__Activity__.
The task calls for each line of the records below in which the word "Clear" appears.

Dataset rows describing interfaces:

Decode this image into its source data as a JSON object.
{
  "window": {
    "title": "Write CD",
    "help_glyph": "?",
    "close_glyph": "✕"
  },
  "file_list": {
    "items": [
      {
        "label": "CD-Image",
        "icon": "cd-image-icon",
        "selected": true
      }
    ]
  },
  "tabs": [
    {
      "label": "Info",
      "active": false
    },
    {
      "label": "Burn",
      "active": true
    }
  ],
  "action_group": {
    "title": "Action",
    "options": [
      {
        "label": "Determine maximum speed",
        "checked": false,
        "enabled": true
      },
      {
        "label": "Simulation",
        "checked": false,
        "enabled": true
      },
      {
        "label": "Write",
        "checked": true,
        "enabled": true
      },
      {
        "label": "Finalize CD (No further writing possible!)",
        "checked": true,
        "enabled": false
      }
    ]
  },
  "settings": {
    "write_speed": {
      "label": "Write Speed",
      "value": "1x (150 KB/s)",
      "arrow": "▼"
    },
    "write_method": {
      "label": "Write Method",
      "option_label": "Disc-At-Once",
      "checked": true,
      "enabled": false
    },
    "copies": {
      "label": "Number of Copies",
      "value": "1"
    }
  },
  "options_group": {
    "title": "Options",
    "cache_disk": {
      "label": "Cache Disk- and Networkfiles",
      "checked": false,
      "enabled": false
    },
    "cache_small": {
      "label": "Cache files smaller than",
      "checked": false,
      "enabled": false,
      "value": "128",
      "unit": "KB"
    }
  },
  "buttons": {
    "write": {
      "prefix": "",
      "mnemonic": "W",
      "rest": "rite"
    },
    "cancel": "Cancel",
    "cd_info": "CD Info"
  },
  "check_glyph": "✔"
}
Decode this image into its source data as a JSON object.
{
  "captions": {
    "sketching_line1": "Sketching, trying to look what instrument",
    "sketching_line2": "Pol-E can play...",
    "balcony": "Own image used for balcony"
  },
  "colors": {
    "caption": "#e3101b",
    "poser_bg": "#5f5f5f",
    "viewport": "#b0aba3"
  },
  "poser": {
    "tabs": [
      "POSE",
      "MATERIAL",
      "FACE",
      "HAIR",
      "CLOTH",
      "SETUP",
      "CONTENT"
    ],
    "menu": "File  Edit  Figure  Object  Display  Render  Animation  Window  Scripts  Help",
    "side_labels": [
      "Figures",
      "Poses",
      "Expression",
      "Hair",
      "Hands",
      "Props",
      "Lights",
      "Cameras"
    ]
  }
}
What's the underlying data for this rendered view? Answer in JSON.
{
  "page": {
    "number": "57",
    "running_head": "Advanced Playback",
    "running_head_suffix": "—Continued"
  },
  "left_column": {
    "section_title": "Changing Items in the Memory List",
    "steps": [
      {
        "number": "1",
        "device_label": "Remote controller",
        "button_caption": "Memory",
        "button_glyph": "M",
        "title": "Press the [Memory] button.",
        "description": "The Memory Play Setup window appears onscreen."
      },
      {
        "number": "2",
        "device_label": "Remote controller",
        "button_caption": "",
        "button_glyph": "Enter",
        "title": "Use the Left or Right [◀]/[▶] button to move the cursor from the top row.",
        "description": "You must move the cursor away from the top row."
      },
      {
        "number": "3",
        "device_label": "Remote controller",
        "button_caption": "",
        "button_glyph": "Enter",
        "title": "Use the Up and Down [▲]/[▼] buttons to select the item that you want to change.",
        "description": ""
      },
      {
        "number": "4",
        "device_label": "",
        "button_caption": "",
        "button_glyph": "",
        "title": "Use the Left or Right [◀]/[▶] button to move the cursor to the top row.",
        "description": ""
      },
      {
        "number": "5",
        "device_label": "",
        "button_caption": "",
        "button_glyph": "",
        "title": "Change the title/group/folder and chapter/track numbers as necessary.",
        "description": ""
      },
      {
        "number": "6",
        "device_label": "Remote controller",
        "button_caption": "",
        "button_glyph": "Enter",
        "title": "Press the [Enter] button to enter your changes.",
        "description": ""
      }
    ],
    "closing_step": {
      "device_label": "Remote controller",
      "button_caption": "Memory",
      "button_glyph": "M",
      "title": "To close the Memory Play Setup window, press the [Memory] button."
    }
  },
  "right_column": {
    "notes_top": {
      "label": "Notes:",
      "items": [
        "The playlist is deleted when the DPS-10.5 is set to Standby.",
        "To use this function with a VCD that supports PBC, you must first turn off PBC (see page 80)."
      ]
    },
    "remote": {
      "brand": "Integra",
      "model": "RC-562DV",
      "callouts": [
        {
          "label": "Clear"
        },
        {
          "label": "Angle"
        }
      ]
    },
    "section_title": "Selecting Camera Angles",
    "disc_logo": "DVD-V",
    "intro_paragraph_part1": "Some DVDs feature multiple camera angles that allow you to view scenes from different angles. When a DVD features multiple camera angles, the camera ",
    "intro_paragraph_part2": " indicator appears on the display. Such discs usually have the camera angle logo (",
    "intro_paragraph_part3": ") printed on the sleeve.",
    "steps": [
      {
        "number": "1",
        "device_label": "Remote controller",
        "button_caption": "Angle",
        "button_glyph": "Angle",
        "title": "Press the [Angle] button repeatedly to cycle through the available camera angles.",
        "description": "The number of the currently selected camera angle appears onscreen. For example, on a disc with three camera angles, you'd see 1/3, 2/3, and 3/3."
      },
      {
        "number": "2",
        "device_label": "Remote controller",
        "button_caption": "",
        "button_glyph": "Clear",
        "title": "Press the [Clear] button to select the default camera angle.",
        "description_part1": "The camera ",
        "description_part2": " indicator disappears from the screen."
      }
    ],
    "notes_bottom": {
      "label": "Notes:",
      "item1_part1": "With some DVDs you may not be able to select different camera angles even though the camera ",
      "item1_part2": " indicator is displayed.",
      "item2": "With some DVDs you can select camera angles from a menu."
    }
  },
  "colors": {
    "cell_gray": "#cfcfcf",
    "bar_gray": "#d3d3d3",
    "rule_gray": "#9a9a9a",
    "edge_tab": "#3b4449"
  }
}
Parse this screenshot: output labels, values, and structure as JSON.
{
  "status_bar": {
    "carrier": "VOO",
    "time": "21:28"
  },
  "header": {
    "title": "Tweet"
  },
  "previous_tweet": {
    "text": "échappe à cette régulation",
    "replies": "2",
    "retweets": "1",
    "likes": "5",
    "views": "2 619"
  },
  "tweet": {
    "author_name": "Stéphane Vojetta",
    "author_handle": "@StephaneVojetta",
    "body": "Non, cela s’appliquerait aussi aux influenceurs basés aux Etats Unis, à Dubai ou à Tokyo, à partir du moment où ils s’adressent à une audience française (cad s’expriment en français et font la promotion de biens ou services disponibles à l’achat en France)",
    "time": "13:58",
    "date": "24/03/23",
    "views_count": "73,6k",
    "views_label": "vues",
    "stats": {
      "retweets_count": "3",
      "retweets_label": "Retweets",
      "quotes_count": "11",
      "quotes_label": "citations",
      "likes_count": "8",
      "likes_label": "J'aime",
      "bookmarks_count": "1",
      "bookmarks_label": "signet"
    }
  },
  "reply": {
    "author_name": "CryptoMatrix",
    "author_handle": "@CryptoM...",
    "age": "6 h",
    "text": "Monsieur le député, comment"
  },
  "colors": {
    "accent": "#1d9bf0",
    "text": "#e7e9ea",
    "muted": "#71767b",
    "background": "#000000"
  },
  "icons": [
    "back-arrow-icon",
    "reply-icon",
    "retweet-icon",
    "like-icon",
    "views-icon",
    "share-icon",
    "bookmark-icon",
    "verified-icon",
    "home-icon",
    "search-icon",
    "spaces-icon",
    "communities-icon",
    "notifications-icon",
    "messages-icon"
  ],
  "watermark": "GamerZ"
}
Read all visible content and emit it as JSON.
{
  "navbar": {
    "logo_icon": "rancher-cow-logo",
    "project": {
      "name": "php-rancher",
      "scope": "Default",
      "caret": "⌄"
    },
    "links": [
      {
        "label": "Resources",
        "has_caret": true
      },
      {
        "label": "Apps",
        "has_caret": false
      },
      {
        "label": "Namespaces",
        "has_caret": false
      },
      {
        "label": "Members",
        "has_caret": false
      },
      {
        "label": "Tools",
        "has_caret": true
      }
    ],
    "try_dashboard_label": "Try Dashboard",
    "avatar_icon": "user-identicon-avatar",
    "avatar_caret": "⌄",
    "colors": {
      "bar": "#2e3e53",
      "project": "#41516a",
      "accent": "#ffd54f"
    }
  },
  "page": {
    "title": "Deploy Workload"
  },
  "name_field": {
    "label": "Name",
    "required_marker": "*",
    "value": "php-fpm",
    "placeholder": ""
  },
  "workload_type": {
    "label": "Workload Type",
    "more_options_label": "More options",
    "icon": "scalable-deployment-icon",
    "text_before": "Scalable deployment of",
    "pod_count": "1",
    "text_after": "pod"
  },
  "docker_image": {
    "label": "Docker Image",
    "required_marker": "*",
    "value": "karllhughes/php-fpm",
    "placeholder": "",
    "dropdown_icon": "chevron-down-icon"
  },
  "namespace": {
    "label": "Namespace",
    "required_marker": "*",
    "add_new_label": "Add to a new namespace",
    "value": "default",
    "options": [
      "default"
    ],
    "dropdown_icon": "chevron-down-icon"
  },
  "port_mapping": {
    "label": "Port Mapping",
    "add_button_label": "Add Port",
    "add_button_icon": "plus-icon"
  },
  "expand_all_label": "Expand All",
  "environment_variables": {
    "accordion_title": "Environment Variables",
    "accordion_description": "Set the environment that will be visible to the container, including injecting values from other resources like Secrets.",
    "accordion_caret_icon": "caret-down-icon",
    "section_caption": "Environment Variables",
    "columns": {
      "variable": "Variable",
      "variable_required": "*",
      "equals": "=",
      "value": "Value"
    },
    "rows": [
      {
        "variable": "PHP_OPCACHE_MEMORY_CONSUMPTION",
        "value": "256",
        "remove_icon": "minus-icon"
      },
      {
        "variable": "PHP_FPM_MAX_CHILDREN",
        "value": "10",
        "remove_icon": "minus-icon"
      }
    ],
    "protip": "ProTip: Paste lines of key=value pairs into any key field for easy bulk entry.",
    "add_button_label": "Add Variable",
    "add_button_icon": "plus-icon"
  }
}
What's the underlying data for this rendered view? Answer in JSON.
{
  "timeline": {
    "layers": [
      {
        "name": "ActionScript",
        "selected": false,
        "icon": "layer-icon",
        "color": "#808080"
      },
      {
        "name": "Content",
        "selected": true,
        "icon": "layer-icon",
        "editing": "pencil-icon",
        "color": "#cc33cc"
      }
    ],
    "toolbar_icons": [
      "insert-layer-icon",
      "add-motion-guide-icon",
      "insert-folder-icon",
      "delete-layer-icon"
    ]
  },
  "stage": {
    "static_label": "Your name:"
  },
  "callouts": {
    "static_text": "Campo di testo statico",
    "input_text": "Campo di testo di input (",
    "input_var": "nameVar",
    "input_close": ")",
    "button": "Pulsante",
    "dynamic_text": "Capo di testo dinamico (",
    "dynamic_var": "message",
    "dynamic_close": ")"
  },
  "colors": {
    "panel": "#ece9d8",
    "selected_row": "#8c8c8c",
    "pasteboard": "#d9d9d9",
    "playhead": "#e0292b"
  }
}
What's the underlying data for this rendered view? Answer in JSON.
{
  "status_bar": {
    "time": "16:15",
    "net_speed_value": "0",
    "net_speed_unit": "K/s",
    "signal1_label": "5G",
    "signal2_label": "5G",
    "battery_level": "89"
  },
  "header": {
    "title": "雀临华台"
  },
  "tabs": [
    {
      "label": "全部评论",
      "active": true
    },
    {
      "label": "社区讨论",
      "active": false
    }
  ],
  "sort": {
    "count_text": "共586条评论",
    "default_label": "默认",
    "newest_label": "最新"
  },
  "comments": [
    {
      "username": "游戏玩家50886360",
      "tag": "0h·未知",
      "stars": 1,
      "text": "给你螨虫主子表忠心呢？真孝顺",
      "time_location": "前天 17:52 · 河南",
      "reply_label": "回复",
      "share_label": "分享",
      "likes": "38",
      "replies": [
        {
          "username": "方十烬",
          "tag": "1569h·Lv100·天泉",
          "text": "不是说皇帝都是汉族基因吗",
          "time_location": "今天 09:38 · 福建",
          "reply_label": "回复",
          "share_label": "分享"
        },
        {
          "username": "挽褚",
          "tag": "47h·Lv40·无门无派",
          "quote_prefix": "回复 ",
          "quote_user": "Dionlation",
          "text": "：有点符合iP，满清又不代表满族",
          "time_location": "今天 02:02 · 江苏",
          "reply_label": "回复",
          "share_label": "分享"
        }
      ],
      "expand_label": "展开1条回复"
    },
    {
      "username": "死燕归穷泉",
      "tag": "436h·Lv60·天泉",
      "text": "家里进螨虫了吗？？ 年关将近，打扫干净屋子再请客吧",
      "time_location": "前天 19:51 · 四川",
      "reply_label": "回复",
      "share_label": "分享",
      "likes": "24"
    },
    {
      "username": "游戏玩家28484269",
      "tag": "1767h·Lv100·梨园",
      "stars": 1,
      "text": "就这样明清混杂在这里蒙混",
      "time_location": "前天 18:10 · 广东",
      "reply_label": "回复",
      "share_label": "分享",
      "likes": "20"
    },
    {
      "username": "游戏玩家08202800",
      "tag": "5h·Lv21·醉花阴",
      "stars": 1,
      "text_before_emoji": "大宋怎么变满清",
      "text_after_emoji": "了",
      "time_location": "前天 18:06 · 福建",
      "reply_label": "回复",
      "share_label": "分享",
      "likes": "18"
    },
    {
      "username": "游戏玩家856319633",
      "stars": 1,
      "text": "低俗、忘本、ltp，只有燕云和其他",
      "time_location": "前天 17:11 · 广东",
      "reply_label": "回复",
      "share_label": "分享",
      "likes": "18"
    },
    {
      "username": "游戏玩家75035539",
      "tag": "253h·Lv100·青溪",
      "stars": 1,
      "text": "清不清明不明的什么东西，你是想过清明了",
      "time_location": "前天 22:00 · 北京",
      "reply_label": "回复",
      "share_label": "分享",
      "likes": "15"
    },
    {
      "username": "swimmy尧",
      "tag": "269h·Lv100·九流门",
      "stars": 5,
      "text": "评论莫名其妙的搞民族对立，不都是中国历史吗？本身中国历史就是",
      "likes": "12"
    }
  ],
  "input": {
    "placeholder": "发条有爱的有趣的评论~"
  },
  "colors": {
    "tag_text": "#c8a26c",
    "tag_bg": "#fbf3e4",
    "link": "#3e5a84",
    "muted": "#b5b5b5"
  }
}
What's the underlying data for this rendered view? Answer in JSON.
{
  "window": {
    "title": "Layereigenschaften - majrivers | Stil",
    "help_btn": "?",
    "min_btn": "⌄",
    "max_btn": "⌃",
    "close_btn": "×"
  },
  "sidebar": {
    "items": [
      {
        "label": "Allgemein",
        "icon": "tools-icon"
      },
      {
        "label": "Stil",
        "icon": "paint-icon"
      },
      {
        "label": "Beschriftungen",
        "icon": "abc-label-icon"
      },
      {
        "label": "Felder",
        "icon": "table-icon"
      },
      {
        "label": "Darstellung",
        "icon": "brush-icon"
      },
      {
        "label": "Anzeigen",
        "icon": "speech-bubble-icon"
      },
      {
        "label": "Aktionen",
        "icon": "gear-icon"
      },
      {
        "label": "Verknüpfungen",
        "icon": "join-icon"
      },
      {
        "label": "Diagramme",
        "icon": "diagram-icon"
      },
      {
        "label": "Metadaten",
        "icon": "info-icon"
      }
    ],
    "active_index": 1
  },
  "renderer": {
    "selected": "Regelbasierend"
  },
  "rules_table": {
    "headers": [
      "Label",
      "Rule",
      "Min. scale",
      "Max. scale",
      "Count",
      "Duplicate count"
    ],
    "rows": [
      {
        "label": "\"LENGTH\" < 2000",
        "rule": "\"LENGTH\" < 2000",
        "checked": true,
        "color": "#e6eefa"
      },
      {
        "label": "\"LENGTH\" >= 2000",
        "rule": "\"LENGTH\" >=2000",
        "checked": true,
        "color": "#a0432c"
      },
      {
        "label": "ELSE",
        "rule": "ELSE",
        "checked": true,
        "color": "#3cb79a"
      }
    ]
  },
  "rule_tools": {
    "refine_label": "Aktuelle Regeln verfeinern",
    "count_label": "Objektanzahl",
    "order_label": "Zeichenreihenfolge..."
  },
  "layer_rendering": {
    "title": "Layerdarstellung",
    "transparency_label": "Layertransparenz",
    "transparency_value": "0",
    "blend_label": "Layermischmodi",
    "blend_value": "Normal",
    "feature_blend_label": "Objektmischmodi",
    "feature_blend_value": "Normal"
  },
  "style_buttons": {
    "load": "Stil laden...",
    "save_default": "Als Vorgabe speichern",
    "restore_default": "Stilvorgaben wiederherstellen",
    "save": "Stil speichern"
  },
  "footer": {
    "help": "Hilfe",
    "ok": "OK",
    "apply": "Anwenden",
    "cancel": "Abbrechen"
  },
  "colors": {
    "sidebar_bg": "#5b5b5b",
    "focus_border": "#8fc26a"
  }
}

__Expected output__.
          "label": "Clear"
        "button_glyph": "Clear",
        "title": "Press the [Clear] button to select the default camera angle.",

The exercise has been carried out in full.